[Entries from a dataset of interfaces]
• • • •
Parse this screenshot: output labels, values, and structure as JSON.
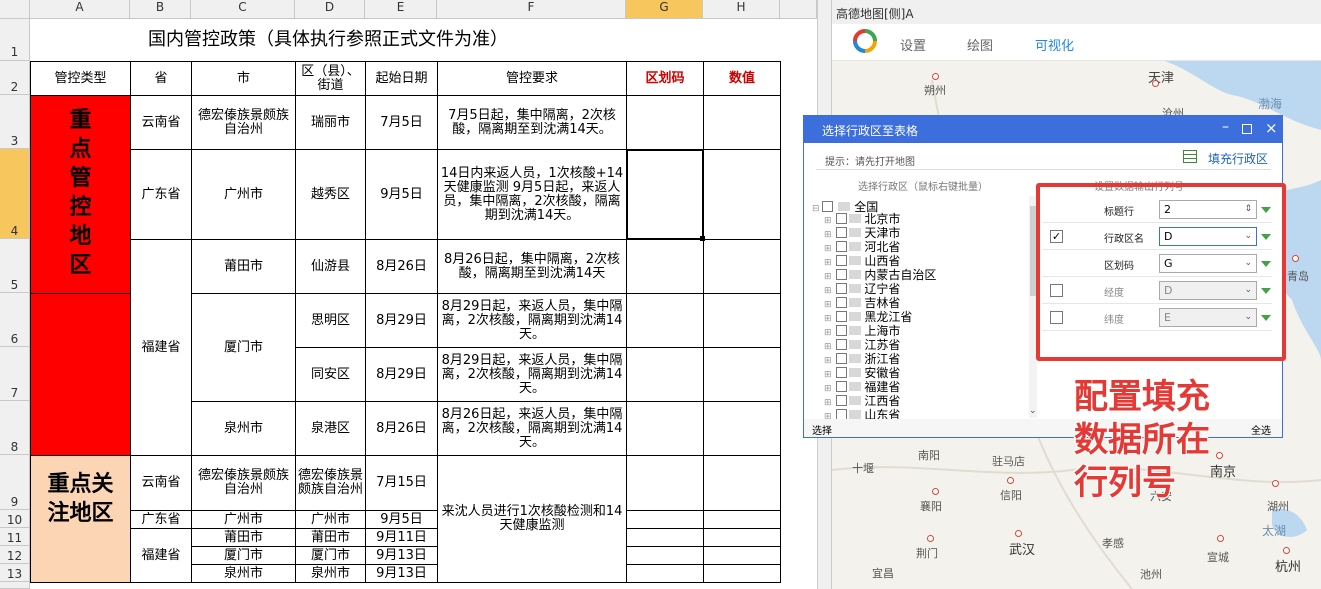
{
  "sheet": {
    "col_headers": [
      "A",
      "B",
      "C",
      "D",
      "E",
      "F",
      "G",
      "H"
    ],
    "row_headers": [
      "1",
      "2",
      "3",
      "4",
      "5",
      "6",
      "7",
      "8",
      "9",
      "10",
      "11",
      "12",
      "13"
    ],
    "title": "国内管控政策（具体执行参照正式文件为准）",
    "headers": {
      "type": "管控类型",
      "province": "省",
      "city": "市",
      "district": "区（县）、街道",
      "start": "起始日期",
      "req": "管控要求",
      "code": "区划码",
      "value": "数值"
    },
    "key_area_label": "重点管控地区",
    "focus_area_label": "重点关注地区",
    "rows": [
      {
        "province": "云南省",
        "city": "德宏傣族景颇族自治州",
        "district": "瑞丽市",
        "date": "7月5日",
        "req": "7月5日起，集中隔离，2次核酸，隔离期至到沈满14天。"
      },
      {
        "province": "广东省",
        "city": "广州市",
        "district": "越秀区",
        "date": "9月5日",
        "req": "14日内来返人员，1次核酸+14天健康监测 9月5日起，来返人员，集中隔离，2次核酸，隔离期到沈满14天。"
      },
      {
        "province": "福建省",
        "city": "莆田市",
        "district": "仙游县",
        "date": "8月26日",
        "req": "8月26日起，集中隔离，2次核酸，隔离期至到沈满14天"
      },
      {
        "city": "厦门市",
        "district": "思明区",
        "date": "8月29日",
        "req": "8月29日起，来返人员，集中隔离，2次核酸，隔离期到沈满14天。"
      },
      {
        "district": "同安区",
        "date": "8月29日",
        "req": "8月29日起，来返人员，集中隔离，2次核酸，隔离期到沈满14天。"
      },
      {
        "city": "泉州市",
        "district": "泉港区",
        "date": "8月26日",
        "req": "8月26日起，来返人员，集中隔离，2次核酸，隔离期到沈满14天。"
      }
    ],
    "focus_rows": [
      {
        "province": "云南省",
        "city": "德宏傣族景颇族自治州",
        "district": "德宏傣族景颇族自治州",
        "date": "7月15日"
      },
      {
        "province": "广东省",
        "city": "广州市",
        "district": "广州市",
        "date": "9月5日"
      },
      {
        "province": "福建省",
        "city": "莆田市",
        "district": "莆田市",
        "date": "9月11日"
      },
      {
        "city": "厦门市",
        "district": "厦门市",
        "date": "9月13日"
      },
      {
        "city": "泉州市",
        "district": "泉州市",
        "date": "9月13日"
      }
    ],
    "focus_req": "来沈人员进行1次核酸检测和14天健康监测"
  },
  "map": {
    "window_title": "高德地图[侧]A",
    "tabs": [
      "设置",
      "绘图",
      "可视化"
    ],
    "labels": [
      "天津",
      "朔州",
      "渤海",
      "沧州",
      "青岛",
      "十堰",
      "南阳",
      "驻马店",
      "信阳",
      "六安",
      "南京",
      "湖州",
      "太湖",
      "襄阳",
      "武汉",
      "宣城",
      "荆门",
      "孝感",
      "池州",
      "宜昌",
      "杭州"
    ]
  },
  "dialog": {
    "title": "选择行政区至表格",
    "hint": "提示：请先打开地图",
    "fill_button": "填充行政区",
    "tree_header": "选择行政区（鼠标右键批量）",
    "settings_header": "设置数据输出行列号",
    "root": "全国",
    "provinces": [
      "北京市",
      "天津市",
      "河北省",
      "山西省",
      "内蒙古自治区",
      "辽宁省",
      "吉林省",
      "黑龙江省",
      "上海市",
      "江苏省",
      "浙江省",
      "安徽省",
      "福建省",
      "江西省",
      "山东省"
    ],
    "select_label": "选择",
    "select_all": "全选",
    "fields": [
      {
        "label": "标题行",
        "value": "2",
        "checked": null
      },
      {
        "label": "行政区名",
        "value": "D",
        "checked": true
      },
      {
        "label": "区划码",
        "value": "G",
        "checked": null
      },
      {
        "label": "经度",
        "value": "D",
        "checked": false
      },
      {
        "label": "纬度",
        "value": "E",
        "checked": false
      }
    ]
  },
  "annotation": {
    "text": "配置填充数据所在行列号",
    "color": "#e53935"
  }
}
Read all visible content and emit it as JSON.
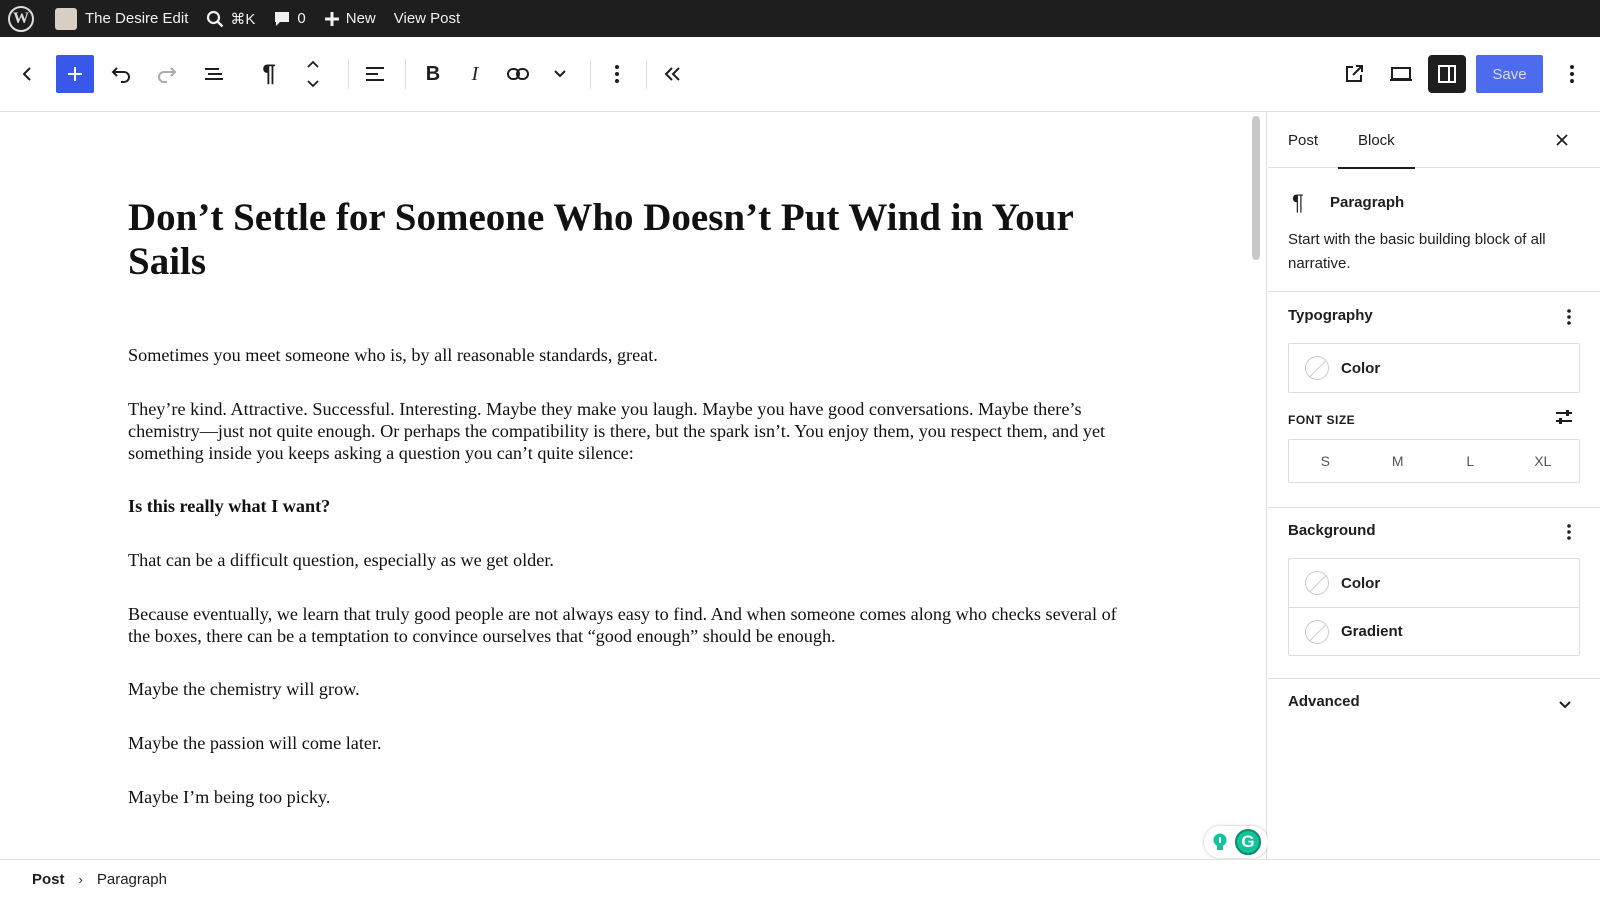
{
  "adminbar": {
    "site_name": "The Desire Edit",
    "search_shortcut": "⌘K",
    "comments_count": "0",
    "new_label": "New",
    "view_post_label": "View Post"
  },
  "toolbar": {
    "save_label": "Save"
  },
  "post": {
    "title": "Don’t Settle for Someone Who Doesn’t Put Wind in Your Sails",
    "paragraphs": [
      "Sometimes you meet someone who is, by all reasonable standards, great.",
      "They’re kind. Attractive. Successful. Interesting. Maybe they make you laugh. Maybe you have good conversations. Maybe there’s chemistry—just not quite enough. Or perhaps the compatibility is there, but the spark isn’t. You enjoy them, you respect them, and yet something inside you keeps asking a question you can’t quite silence:",
      "Is this really what I want?",
      "That can be a difficult question, especially as we get older.",
      "Because eventually, we learn that truly good people are not always easy to find. And when someone comes along who checks several of the boxes, there can be a temptation to convince ourselves that “good enough” should be enough.",
      "Maybe the chemistry will grow.",
      "Maybe the passion will come later.",
      "Maybe I’m being too picky."
    ]
  },
  "sidebar": {
    "tabs": [
      "Post",
      "Block"
    ],
    "active_tab": "Block",
    "block": {
      "name": "Paragraph",
      "description": "Start with the basic building block of all narrative."
    },
    "typography": {
      "title": "Typography",
      "color_label": "Color",
      "font_size_label": "FONT SIZE",
      "sizes": [
        "S",
        "M",
        "L",
        "XL"
      ]
    },
    "background": {
      "title": "Background",
      "color_label": "Color",
      "gradient_label": "Gradient"
    },
    "advanced": {
      "title": "Advanced"
    }
  },
  "footer": {
    "crumb_root": "Post",
    "crumb_current": "Paragraph"
  }
}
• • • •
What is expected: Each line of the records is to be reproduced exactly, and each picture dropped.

Result for this exercise:
Parse this screenshot: output labels, values, and structure as JSON.
{
  "sheet": {
    "col_headers": [
      "A",
      "B",
      "C",
      "D",
      "E",
      "F",
      "G",
      "H"
    ],
    "row_headers": [
      "1",
      "2",
      "3",
      "4",
      "5",
      "6",
      "7",
      "8",
      "9",
      "10",
      "11",
      "12",
      "13"
    ],
    "title": "国内管控政策（具体执行参照正式文件为准）",
    "headers": {
      "type": "管控类型",
      "province": "省",
      "city": "市",
      "district": "区（县）、街道",
      "start": "起始日期",
      "req": "管控要求",
      "code": "区划码",
      "value": "数值"
    },
    "key_area_label": "重点管控地区",
    "focus_area_label": "重点关注地区",
    "rows": [
      {
        "province": "云南省",
        "city": "德宏傣族景颇族自治州",
        "district": "瑞丽市",
        "date": "7月5日",
        "req": "7月5日起，集中隔离，2次核酸，隔离期至到沈满14天。"
      },
      {
        "province": "广东省",
        "city": "广州市",
        "district": "越秀区",
        "date": "9月5日",
        "req": "14日内来返人员，1次核酸+14天健康监测 9月5日起，来返人员，集中隔离，2次核酸，隔离期到沈满14天。"
      },
      {
        "province": "福建省",
        "city": "莆田市",
        "district": "仙游县",
        "date": "8月26日",
        "req": "8月26日起，集中隔离，2次核酸，隔离期至到沈满14天"
      },
      {
        "city": "厦门市",
        "district": "思明区",
        "date": "8月29日",
        "req": "8月29日起，来返人员，集中隔离，2次核酸，隔离期到沈满14天。"
      },
      {
        "district": "同安区",
        "date": "8月29日",
        "req": "8月29日起，来返人员，集中隔离，2次核酸，隔离期到沈满14天。"
      },
      {
        "city": "泉州市",
        "district": "泉港区",
        "date": "8月26日",
        "req": "8月26日起，来返人员，集中隔离，2次核酸，隔离期到沈满14天。"
      }
    ],
    "focus_rows": [
      {
        "province": "云南省",
        "city": "德宏傣族景颇族自治州",
        "district": "德宏傣族景颇族自治州",
        "date": "7月15日"
      },
      {
        "province": "广东省",
        "city": "广州市",
        "district": "广州市",
        "date": "9月5日"
      },
      {
        "province": "福建省",
        "city": "莆田市",
        "district": "莆田市",
        "date": "9月11日"
      },
      {
        "city": "厦门市",
        "district": "厦门市",
        "date": "9月13日"
      },
      {
        "city": "泉州市",
        "district": "泉州市",
        "date": "9月13日"
      }
    ],
    "focus_req": "来沈人员进行1次核酸检测和14天健康监测"
  },
  "map": {
    "window_title": "高德地图[侧]A",
    "tabs": [
      "设置",
      "绘图",
      "可视化"
    ],
    "labels": [
      "天津",
      "朔州",
      "渤海",
      "沧州",
      "青岛",
      "十堰",
      "南阳",
      "驻马店",
      "信阳",
      "六安",
      "南京",
      "湖州",
      "太湖",
      "襄阳",
      "武汉",
      "宣城",
      "荆门",
      "孝感",
      "池州",
      "宜昌",
      "杭州"
    ]
  },
  "dialog": {
    "title": "选择行政区至表格",
    "hint": "提示：请先打开地图",
    "fill_button": "填充行政区",
    "tree_header": "选择行政区（鼠标右键批量）",
    "settings_header": "设置数据输出行列号",
    "root": "全国",
    "provinces": [
      "北京市",
      "天津市",
      "河北省",
      "山西省",
      "内蒙古自治区",
      "辽宁省",
      "吉林省",
      "黑龙江省",
      "上海市",
      "江苏省",
      "浙江省",
      "安徽省",
      "福建省",
      "江西省",
      "山东省"
    ],
    "select_label": "选择",
    "select_all": "全选",
    "fields": [
      {
        "label": "标题行",
        "value": "2",
        "checked": null
      },
      {
        "label": "行政区名",
        "value": "D",
        "checked": true
      },
      {
        "label": "区划码",
        "value": "G",
        "checked": null
      },
      {
        "label": "经度",
        "value": "D",
        "checked": false
      },
      {
        "label": "纬度",
        "value": "E",
        "checked": false
      }
    ]
  },
  "annotation": {
    "text": "配置填充数据所在行列号",
    "color": "#e53935"
  }
}
Read all visible content and emit it as JSON.
{
  "adminbar": {
    "site_name": "The Desire Edit",
    "search_shortcut": "⌘K",
    "comments_count": "0",
    "new_label": "New",
    "view_post_label": "View Post"
  },
  "toolbar": {
    "save_label": "Save"
  },
  "post": {
    "title": "Don’t Settle for Someone Who Doesn’t Put Wind in Your Sails",
    "paragraphs": [
      "Sometimes you meet someone who is, by all reasonable standards, great.",
      "They’re kind. Attractive. Successful. Interesting. Maybe they make you laugh. Maybe you have good conversations. Maybe there’s chemistry—just not quite enough. Or perhaps the compatibility is there, but the spark isn’t. You enjoy them, you respect them, and yet something inside you keeps asking a question you can’t quite silence:",
      "Is this really what I want?",
      "That can be a difficult question, especially as we get older.",
      "Because eventually, we learn that truly good people are not always easy to find. And when someone comes along who checks several of the boxes, there can be a temptation to convince ourselves that “good enough” should be enough.",
      "Maybe the chemistry will grow.",
      "Maybe the passion will come later.",
      "Maybe I’m being too picky."
    ]
  },
  "sidebar": {
    "tabs": [
      "Post",
      "Block"
    ],
    "active_tab": "Block",
    "block": {
      "name": "Paragraph",
      "description": "Start with the basic building block of all narrative."
    },
    "typography": {
      "title": "Typography",
      "color_label": "Color",
      "font_size_label": "FONT SIZE",
      "sizes": [
        "S",
        "M",
        "L",
        "XL"
      ]
    },
    "background": {
      "title": "Background",
      "color_label": "Color",
      "gradient_label": "Gradient"
    },
    "advanced": {
      "title": "Advanced"
    }
  },
  "footer": {
    "crumb_root": "Post",
    "crumb_current": "Paragraph"
  }
}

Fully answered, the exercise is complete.